tagged: random number generator tutorial introduction mtrand


Anthony Ferrara's Blog:
Random Number Generation In PHP
Jul 21, 2011 @ 10:03:28

Anthony Ferrara has a new post to his blog today looking at true random number generation as it relates to predictability and bias. He also talks about a method/tool you can use (based on RFC 4086) to generate truly random numbers - PHP-CryptLib.

When we talk about "random" numbers, we generally talk about two fundamental properties: Predictability and Bias. Both are closely related, but are subtly different. Predictability in reference to random numbers is the statistical problem of predicting the next value when knowing any number of previous values. Bias on the other hand is the statistical problem of predicting the next value when knowing the distribution of previous values.

He looks at how predictability can effect true random number generation and a common mistake in generation related to bias in the calculation method.
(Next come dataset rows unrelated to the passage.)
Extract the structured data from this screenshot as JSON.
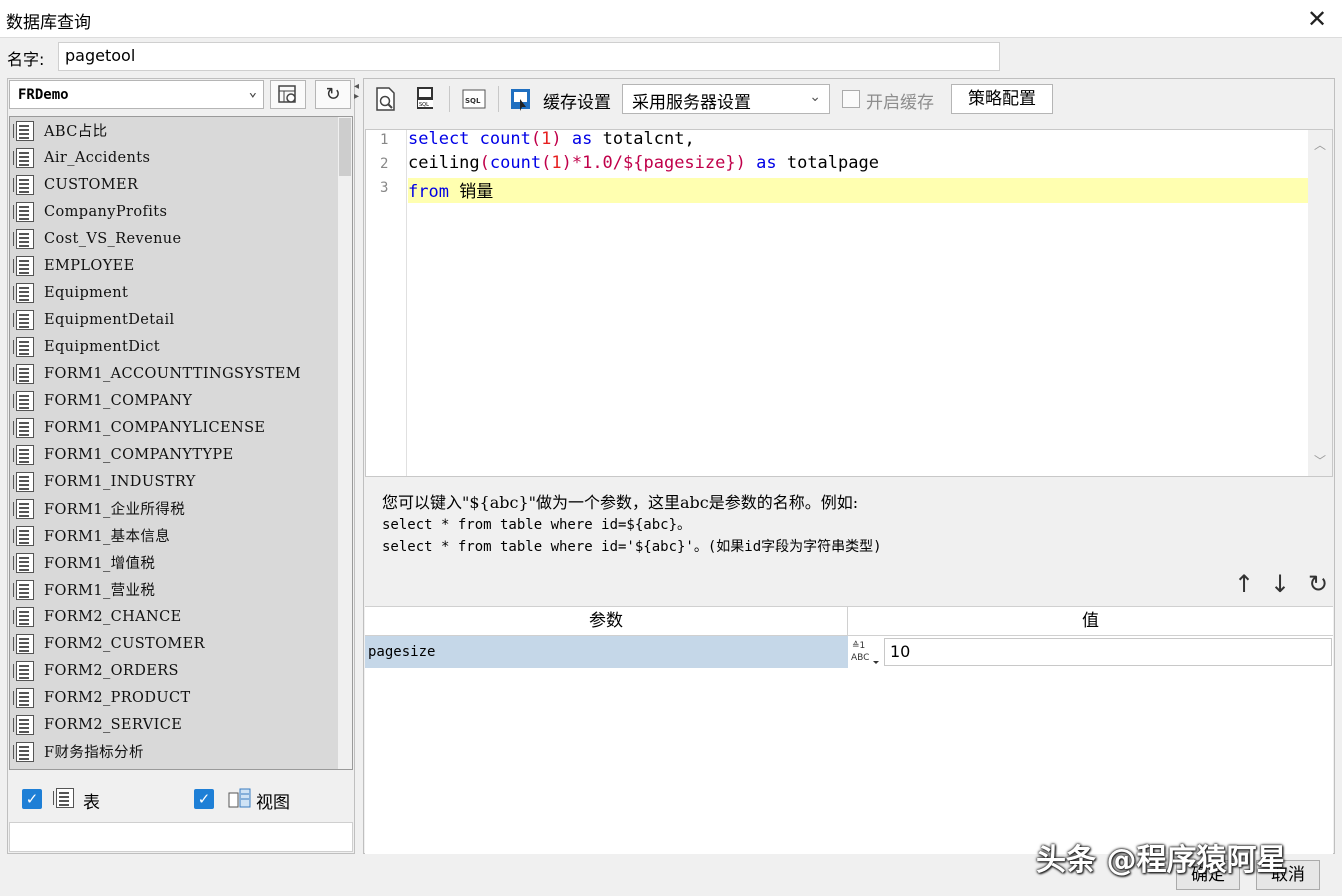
{
  "window": {
    "title": "数据库查询",
    "close_label": "✕"
  },
  "name_field": {
    "label": "名字:",
    "value": "pagetool"
  },
  "left": {
    "database": "FRDemo",
    "tables": [
      "ABC占比",
      "Air_Accidents",
      "CUSTOMER",
      "CompanyProfits",
      "Cost_VS_Revenue",
      "EMPLOYEE",
      "Equipment",
      "EquipmentDetail",
      "EquipmentDict",
      "FORM1_ACCOUNTTINGSYSTEM",
      "FORM1_COMPANY",
      "FORM1_COMPANYLICENSE",
      "FORM1_COMPANYTYPE",
      "FORM1_INDUSTRY",
      "FORM1_企业所得税",
      "FORM1_基本信息",
      "FORM1_增值税",
      "FORM1_营业税",
      "FORM2_CHANCE",
      "FORM2_CUSTOMER",
      "FORM2_ORDERS",
      "FORM2_PRODUCT",
      "FORM2_SERVICE",
      "F财务指标分析"
    ],
    "show_tables": {
      "label": "表",
      "checked": true
    },
    "show_views": {
      "label": "视图",
      "checked": true
    }
  },
  "toolbar": {
    "cache_label": "缓存设置",
    "cache_option": "采用服务器设置",
    "enable_cache_label": "开启缓存",
    "policy_button": "策略配置"
  },
  "editor": {
    "line_numbers": [
      "1",
      "2",
      "3"
    ],
    "line1": {
      "kw1": "select",
      "fn": "count",
      "p1": "(",
      "n1": "1",
      "p2": ")",
      "kw2": "as",
      "rest": "totalcnt,"
    },
    "line2": {
      "a": "ceiling",
      "p1": "(",
      "fn": "count",
      "p2": "(",
      "n1": "1",
      "p3": ")",
      "b": "*1.0/${pagesize}",
      "p4": ")",
      "kw": "as",
      "rest": "totalpage"
    },
    "line3": {
      "kw": "from",
      "rest": "销量"
    }
  },
  "hint": {
    "line1": "您可以键入\"${abc}\"做为一个参数，这里abc是参数的名称。例如:",
    "line2": "select * from table where id=${abc}。",
    "line3": "select * from table where id='${abc}'。(如果id字段为字符串类型)"
  },
  "params": {
    "header_param": "参数",
    "header_value": "值",
    "rows": [
      {
        "name": "pagesize",
        "type_icon": "ABC",
        "value": "10"
      }
    ]
  },
  "footer": {
    "ok": "确定",
    "cancel": "取消"
  },
  "watermark": "头条 @程序猿阿星"
}
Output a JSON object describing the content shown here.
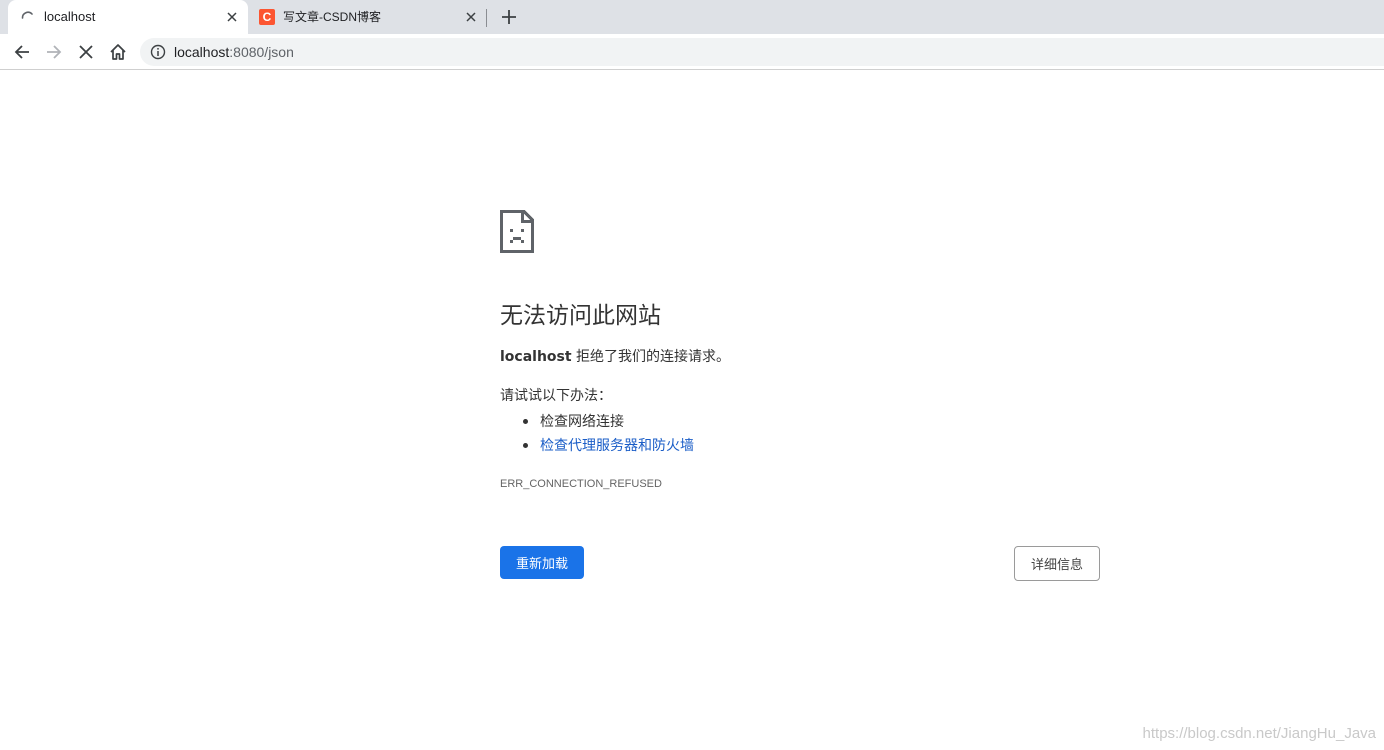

He talks about some of the functions PHP includes to work with randomness, but notes that they all have their flaws. He points to the PHP-CryptLib package as a solution (adhering to the guidelines in RFC 4086 for randomness). He includes some sample code of how to use it to generate random numbers, tokens and sets of bytes. You can find the full source over on github.

tagged: random number generation library phpcryptlib library predictability bias


Lorna Mitchell's Blog:
Script for Database Patching at Deploy Time
Apr 15, 2011 @ 08:51:31

As a part of one of her projects, Lorna Mitchell had a need to deploy database patches as a part of her overall deployment process. Obviously, doing this manually every time can be a hassle so she came up with a script that does the work for her (based on a patch_history table).

My current project (BiteStats, a simple report of your google analytics data) uses a basic system where there are numbered patches, and a patch_history table with a row for every patch that was run, showing the version number and a timestamp. When I deploy the code to production, I have a script that runs automatically to apply the patches.

The script uses the number-based patch names (such as patch1.sql) and finds the latest ones that haven't been applied based on the highest values for the patch_number column in the database. This number is updated by the patches themselves when they're run to avoid any confusion in the script itself. She has it running as a part of her phing build process as a part of a Zend Framework application.

tagged: deployment database patch number history mysql table phing